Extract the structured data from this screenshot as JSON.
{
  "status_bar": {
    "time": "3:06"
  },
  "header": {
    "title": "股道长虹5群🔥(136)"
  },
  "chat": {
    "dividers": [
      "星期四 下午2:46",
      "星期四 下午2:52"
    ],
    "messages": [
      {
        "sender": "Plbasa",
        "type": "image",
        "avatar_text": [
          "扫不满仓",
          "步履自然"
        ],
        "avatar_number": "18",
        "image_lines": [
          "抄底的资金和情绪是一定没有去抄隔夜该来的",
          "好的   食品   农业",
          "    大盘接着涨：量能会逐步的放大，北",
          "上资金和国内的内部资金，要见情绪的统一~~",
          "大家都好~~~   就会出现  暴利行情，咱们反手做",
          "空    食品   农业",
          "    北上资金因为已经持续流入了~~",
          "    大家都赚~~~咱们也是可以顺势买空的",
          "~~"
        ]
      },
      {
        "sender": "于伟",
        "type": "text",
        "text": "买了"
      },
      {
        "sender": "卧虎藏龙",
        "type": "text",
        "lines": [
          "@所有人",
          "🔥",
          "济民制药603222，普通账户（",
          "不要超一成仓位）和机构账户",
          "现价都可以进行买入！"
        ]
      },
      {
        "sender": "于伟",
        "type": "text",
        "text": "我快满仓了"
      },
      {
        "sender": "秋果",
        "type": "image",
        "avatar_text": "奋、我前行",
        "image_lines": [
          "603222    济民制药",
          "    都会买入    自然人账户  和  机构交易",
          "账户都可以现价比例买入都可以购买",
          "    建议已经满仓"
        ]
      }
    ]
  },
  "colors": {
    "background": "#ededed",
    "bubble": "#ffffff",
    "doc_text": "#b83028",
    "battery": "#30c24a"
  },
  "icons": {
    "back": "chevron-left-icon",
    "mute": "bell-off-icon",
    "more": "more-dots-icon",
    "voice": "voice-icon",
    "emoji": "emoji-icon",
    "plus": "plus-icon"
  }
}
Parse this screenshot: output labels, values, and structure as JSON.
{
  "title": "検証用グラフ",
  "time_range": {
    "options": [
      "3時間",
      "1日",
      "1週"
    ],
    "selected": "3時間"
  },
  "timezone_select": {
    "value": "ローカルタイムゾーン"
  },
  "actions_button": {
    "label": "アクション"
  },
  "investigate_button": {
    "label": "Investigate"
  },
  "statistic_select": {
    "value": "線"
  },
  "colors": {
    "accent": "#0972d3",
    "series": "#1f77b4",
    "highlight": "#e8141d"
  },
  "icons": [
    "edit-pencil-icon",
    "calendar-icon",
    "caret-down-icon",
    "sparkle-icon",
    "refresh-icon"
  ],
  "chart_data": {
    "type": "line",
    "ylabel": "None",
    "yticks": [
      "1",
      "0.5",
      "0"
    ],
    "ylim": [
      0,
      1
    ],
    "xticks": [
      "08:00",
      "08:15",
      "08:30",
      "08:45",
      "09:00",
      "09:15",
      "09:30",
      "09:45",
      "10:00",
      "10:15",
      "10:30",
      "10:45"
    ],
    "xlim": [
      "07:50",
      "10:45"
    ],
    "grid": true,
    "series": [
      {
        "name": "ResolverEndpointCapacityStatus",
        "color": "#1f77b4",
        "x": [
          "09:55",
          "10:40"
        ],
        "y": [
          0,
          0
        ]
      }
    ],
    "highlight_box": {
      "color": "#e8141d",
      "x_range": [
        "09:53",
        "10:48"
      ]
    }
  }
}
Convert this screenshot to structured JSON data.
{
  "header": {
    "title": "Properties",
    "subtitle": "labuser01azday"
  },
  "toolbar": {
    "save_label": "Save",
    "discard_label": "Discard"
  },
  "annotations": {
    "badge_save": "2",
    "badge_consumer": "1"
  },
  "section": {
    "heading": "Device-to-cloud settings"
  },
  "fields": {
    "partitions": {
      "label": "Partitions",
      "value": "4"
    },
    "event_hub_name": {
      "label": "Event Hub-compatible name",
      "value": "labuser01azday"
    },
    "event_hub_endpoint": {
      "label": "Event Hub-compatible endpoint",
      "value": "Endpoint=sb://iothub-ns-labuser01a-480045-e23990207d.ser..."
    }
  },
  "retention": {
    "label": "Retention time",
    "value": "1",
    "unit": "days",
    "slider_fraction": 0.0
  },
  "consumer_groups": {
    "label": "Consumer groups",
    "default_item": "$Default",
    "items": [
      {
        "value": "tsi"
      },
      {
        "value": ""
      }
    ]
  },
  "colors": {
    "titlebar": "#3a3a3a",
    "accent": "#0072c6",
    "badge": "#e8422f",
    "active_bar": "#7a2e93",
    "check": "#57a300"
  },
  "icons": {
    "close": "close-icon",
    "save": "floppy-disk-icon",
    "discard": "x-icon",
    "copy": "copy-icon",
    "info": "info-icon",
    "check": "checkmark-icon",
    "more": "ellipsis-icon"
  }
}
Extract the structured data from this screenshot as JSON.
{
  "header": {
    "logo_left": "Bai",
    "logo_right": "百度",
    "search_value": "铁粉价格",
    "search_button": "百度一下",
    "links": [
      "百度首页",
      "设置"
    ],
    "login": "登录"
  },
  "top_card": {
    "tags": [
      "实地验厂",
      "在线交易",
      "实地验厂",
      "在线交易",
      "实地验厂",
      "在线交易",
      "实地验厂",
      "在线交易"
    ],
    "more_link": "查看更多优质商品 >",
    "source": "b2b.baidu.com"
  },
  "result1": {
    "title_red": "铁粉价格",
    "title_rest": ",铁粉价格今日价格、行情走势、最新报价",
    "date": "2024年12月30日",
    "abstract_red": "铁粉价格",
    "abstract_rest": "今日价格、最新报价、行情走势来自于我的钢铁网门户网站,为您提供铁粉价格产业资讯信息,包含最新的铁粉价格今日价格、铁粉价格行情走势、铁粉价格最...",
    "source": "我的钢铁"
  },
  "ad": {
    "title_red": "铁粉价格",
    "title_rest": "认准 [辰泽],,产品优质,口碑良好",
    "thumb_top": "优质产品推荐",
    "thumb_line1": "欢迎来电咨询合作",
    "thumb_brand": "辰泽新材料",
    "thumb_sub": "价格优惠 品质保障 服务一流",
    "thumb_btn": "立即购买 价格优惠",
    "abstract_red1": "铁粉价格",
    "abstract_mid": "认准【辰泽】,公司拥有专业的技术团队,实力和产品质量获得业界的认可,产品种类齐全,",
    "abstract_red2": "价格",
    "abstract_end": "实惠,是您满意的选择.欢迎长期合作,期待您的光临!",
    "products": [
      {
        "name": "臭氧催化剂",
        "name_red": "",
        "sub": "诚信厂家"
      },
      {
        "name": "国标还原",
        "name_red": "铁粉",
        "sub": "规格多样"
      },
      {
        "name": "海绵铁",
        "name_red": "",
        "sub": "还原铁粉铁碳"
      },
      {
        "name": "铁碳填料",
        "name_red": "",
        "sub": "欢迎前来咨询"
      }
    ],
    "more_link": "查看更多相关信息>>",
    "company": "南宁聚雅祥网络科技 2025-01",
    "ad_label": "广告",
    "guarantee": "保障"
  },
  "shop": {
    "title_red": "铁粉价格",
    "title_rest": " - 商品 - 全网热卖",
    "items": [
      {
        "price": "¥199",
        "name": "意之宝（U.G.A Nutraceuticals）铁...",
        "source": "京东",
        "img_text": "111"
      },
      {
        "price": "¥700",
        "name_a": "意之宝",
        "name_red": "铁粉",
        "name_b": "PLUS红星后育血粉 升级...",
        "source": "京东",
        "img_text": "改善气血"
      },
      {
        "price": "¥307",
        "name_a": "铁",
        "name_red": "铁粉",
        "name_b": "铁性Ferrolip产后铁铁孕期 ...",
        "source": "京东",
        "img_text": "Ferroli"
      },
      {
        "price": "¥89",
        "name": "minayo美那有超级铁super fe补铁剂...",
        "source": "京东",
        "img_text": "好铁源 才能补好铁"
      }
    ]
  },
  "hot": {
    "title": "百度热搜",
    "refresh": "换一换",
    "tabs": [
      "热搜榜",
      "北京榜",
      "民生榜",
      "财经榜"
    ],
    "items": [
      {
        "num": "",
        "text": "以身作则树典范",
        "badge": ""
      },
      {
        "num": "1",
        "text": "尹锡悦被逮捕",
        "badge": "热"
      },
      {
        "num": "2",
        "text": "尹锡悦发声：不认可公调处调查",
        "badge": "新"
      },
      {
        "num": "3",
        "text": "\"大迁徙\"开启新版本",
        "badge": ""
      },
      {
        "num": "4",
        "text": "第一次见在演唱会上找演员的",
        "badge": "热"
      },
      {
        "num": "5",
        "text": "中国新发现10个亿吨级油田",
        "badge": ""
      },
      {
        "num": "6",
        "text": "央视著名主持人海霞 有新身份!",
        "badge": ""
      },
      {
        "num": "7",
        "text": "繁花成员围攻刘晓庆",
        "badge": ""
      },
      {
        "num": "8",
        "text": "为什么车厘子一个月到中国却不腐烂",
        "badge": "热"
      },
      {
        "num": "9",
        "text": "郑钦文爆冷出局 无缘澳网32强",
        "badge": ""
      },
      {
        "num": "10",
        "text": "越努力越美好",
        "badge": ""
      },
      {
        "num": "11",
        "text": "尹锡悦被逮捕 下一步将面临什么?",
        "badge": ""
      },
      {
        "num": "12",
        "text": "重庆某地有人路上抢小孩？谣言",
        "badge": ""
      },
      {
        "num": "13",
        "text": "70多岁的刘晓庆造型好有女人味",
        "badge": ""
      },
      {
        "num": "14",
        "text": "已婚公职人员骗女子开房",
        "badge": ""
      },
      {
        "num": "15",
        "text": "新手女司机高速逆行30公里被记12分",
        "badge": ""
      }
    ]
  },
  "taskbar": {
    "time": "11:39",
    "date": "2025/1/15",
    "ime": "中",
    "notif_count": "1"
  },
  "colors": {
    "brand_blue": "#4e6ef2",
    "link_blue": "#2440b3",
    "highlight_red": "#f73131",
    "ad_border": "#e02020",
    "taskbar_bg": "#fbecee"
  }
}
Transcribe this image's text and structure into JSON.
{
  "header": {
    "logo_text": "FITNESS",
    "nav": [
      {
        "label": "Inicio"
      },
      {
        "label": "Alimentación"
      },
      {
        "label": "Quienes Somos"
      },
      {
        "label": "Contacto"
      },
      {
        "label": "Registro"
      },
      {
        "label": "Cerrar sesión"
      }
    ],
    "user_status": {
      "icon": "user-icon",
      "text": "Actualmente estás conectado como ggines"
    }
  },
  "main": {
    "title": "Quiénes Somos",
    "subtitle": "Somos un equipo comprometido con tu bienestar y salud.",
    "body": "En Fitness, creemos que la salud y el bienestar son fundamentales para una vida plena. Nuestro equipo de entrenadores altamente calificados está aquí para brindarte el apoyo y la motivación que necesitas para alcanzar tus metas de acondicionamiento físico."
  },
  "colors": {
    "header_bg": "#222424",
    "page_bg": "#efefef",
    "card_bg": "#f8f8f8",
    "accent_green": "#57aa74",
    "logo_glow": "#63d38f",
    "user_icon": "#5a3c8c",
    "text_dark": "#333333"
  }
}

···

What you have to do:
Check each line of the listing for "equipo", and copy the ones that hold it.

Worked solution:
    "subtitle": "Somos un equipo comprometido con tu bienestar y salud.",
    "body": "En Fitness, creemos que la salud y el bienestar son fundamentales para una vida plena. Nuestro equipo de entrenadores altamente calificados está aquí para brindarte el apoyo y la motivación que necesitas para alcanzar tus metas de acondicionamiento físico."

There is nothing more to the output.